**About this task**
Type out the entries below again, character for character.

**Given entries**
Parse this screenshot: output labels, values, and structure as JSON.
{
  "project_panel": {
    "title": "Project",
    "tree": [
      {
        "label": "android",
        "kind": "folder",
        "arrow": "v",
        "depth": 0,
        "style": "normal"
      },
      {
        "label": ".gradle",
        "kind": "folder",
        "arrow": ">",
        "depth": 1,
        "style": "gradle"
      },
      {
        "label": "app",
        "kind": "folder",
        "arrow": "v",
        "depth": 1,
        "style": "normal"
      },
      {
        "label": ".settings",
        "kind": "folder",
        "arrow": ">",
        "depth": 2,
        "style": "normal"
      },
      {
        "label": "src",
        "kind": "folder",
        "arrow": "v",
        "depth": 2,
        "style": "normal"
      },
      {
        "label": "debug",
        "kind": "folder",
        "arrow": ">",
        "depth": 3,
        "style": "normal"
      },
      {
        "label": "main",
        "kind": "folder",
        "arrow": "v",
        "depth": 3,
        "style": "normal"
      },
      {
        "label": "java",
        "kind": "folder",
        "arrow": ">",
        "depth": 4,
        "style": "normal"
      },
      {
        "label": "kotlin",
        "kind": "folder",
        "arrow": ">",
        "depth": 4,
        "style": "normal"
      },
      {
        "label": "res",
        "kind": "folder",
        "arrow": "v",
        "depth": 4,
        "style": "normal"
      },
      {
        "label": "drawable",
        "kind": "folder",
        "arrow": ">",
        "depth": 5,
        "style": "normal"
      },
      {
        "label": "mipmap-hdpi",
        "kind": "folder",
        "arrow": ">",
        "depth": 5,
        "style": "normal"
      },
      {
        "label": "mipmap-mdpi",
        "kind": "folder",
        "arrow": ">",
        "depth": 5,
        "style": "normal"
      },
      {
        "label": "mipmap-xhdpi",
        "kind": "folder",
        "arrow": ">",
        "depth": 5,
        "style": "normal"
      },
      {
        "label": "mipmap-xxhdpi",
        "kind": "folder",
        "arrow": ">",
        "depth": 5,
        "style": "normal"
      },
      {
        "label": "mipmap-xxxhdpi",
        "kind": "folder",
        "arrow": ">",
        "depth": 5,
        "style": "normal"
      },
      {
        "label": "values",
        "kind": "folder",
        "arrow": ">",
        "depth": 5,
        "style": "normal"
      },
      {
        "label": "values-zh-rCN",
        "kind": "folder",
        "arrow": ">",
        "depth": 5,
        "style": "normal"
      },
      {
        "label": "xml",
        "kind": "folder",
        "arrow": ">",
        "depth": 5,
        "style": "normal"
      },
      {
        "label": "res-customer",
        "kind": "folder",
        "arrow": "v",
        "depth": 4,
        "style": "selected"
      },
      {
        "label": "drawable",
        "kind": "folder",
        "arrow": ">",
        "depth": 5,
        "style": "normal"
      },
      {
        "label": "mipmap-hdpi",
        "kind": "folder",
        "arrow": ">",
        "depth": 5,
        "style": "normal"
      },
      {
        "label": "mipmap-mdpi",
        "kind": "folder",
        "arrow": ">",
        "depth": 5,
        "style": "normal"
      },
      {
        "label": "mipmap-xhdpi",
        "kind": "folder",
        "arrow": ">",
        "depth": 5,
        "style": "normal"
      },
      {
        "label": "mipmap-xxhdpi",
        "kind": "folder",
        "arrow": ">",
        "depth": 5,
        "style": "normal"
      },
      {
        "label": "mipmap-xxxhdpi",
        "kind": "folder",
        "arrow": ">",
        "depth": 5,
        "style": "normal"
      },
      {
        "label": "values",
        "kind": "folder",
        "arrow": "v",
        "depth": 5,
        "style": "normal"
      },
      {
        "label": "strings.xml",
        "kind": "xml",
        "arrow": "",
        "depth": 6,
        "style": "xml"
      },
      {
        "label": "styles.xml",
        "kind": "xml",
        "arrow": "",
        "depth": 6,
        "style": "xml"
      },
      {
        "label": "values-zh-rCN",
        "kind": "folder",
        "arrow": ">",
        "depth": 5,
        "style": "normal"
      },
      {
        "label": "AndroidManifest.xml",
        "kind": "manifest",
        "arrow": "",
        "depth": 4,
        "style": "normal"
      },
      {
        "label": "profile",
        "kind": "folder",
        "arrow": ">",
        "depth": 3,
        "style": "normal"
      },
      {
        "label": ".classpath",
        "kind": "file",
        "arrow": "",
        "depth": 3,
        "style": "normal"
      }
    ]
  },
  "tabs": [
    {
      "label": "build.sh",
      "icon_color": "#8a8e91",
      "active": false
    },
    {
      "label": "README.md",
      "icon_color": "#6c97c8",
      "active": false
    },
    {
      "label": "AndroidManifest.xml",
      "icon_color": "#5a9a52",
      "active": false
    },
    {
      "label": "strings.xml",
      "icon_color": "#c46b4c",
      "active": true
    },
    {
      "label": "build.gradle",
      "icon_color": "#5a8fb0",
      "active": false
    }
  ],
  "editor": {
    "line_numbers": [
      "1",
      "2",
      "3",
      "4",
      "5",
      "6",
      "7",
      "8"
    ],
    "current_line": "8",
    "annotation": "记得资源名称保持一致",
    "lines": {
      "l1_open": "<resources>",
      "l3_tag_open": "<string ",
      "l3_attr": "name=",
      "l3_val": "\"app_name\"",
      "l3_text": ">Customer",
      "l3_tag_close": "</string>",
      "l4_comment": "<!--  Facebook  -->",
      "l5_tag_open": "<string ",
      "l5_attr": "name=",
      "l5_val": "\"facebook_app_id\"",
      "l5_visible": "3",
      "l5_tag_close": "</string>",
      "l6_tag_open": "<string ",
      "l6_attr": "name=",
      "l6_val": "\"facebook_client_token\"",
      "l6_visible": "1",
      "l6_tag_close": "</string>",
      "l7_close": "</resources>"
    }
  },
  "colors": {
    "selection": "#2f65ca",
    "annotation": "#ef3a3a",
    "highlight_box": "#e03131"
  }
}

**Result for this exercise**
Parse this screenshot: output labels, values, and structure as JSON.
{
  "project_panel": {
    "title": "Project",
    "tree": [
      {
        "label": "android",
        "kind": "folder",
        "arrow": "v",
        "depth": 0,
        "style": "normal"
      },
      {
        "label": ".gradle",
        "kind": "folder",
        "arrow": ">",
        "depth": 1,
        "style": "gradle"
      },
      {
        "label": "app",
        "kind": "folder",
        "arrow": "v",
        "depth": 1,
        "style": "normal"
      },
      {
        "label": ".settings",
        "kind": "folder",
        "arrow": ">",
        "depth": 2,
        "style": "normal"
      },
      {
        "label": "src",
        "kind": "folder",
        "arrow": "v",
        "depth": 2,
        "style": "normal"
      },
      {
        "label": "debug",
        "kind": "folder",
        "arrow": ">",
        "depth": 3,
        "style": "normal"
      },
      {
        "label": "main",
        "kind": "folder",
        "arrow": "v",
        "depth": 3,
        "style": "normal"
      },
      {
        "label": "java",
        "kind": "folder",
        "arrow": ">",
        "depth": 4,
        "style": "normal"
      },
      {
        "label": "kotlin",
        "kind": "folder",
        "arrow": ">",
        "depth": 4,
        "style": "normal"
      },
      {
        "label": "res",
        "kind": "folder",
        "arrow": "v",
        "depth": 4,
        "style": "normal"
      },
      {
        "label": "drawable",
        "kind": "folder",
        "arrow": ">",
        "depth": 5,
        "style": "normal"
      },
      {
        "label": "mipmap-hdpi",
        "kind": "folder",
        "arrow": ">",
        "depth": 5,
        "style": "normal"
      },
      {
        "label": "mipmap-mdpi",
        "kind": "folder",
        "arrow": ">",
        "depth": 5,
        "style": "normal"
      },
      {
        "label": "mipmap-xhdpi",
        "kind": "folder",
        "arrow": ">",
        "depth": 5,
        "style": "normal"
      },
      {
        "label": "mipmap-xxhdpi",
        "kind": "folder",
        "arrow": ">",
        "depth": 5,
        "style": "normal"
      },
      {
        "label": "mipmap-xxxhdpi",
        "kind": "folder",
        "arrow": ">",
        "depth": 5,
        "style": "normal"
      },
      {
        "label": "values",
        "kind": "folder",
        "arrow": ">",
        "depth": 5,
        "style": "normal"
      },
      {
        "label": "values-zh-rCN",
        "kind": "folder",
        "arrow": ">",
        "depth": 5,
        "style": "normal"
      },
      {
        "label": "xml",
        "kind": "folder",
        "arrow": ">",
        "depth": 5,
        "style": "normal"
      },
      {
        "label": "res-customer",
        "kind": "folder",
        "arrow": "v",
        "depth": 4,
        "style": "selected"
      },
      {
        "label": "drawable",
        "kind": "folder",
        "arrow": ">",
        "depth": 5,
        "style": "normal"
      },
      {
        "label": "mipmap-hdpi",
        "kind": "folder",
        "arrow": ">",
        "depth": 5,
        "style": "normal"
      },
      {
        "label": "mipmap-mdpi",
        "kind": "folder",
        "arrow": ">",
        "depth": 5,
        "style": "normal"
      },
      {
        "label": "mipmap-xhdpi",
        "kind": "folder",
        "arrow": ">",
        "depth": 5,
        "style": "normal"
      },
      {
        "label": "mipmap-xxhdpi",
        "kind": "folder",
        "arrow": ">",
        "depth": 5,
        "style": "normal"
      },
      {
        "label": "mipmap-xxxhdpi",
        "kind": "folder",
        "arrow": ">",
        "depth": 5,
        "style": "normal"
      },
      {
        "label": "values",
        "kind": "folder",
        "arrow": "v",
        "depth": 5,
        "style": "normal"
      },
      {
        "label": "strings.xml",
        "kind": "xml",
        "arrow": "",
        "depth": 6,
        "style": "xml"
      },
      {
        "label": "styles.xml",
        "kind": "xml",
        "arrow": "",
        "depth": 6,
        "style": "xml"
      },
      {
        "label": "values-zh-rCN",
        "kind": "folder",
        "arrow": ">",
        "depth": 5,
        "style": "normal"
      },
      {
        "label": "AndroidManifest.xml",
        "kind": "manifest",
        "arrow": "",
        "depth": 4,
        "style": "normal"
      },
      {
        "label": "profile",
        "kind": "folder",
        "arrow": ">",
        "depth": 3,
        "style": "normal"
      },
      {
        "label": ".classpath",
        "kind": "file",
        "arrow": "",
        "depth": 3,
        "style": "normal"
      }
    ]
  },
  "tabs": [
    {
      "label": "build.sh",
      "icon_color": "#8a8e91",
      "active": false
    },
    {
      "label": "README.md",
      "icon_color": "#6c97c8",
      "active": false
    },
    {
      "label": "AndroidManifest.xml",
      "icon_color": "#5a9a52",
      "active": false
    },
    {
      "label": "strings.xml",
      "icon_color": "#c46b4c",
      "active": true
    },
    {
      "label": "build.gradle",
      "icon_color": "#5a8fb0",
      "active": false
    }
  ],
  "editor": {
    "line_numbers": [
      "1",
      "2",
      "3",
      "4",
      "5",
      "6",
      "7",
      "8"
    ],
    "current_line": "8",
    "annotation": "记得资源名称保持一致",
    "lines": {
      "l1_open": "<resources>",
      "l3_tag_open": "<string ",
      "l3_attr": "name=",
      "l3_val": "\"app_name\"",
      "l3_text": ">Customer",
      "l3_tag_close": "</string>",
      "l4_comment": "<!--  Facebook  -->",
      "l5_tag_open": "<string ",
      "l5_attr": "name=",
      "l5_val": "\"facebook_app_id\"",
      "l5_visible": "3",
      "l5_tag_close": "</string>",
      "l6_tag_open": "<string ",
      "l6_attr": "name=",
      "l6_val": "\"facebook_client_token\"",
      "l6_visible": "1",
      "l6_tag_close": "</string>",
      "l7_close": "</resources>"
    }
  },
  "colors": {
    "selection": "#2f65ca",
    "annotation": "#ef3a3a",
    "highlight_box": "#e03131"
  }
}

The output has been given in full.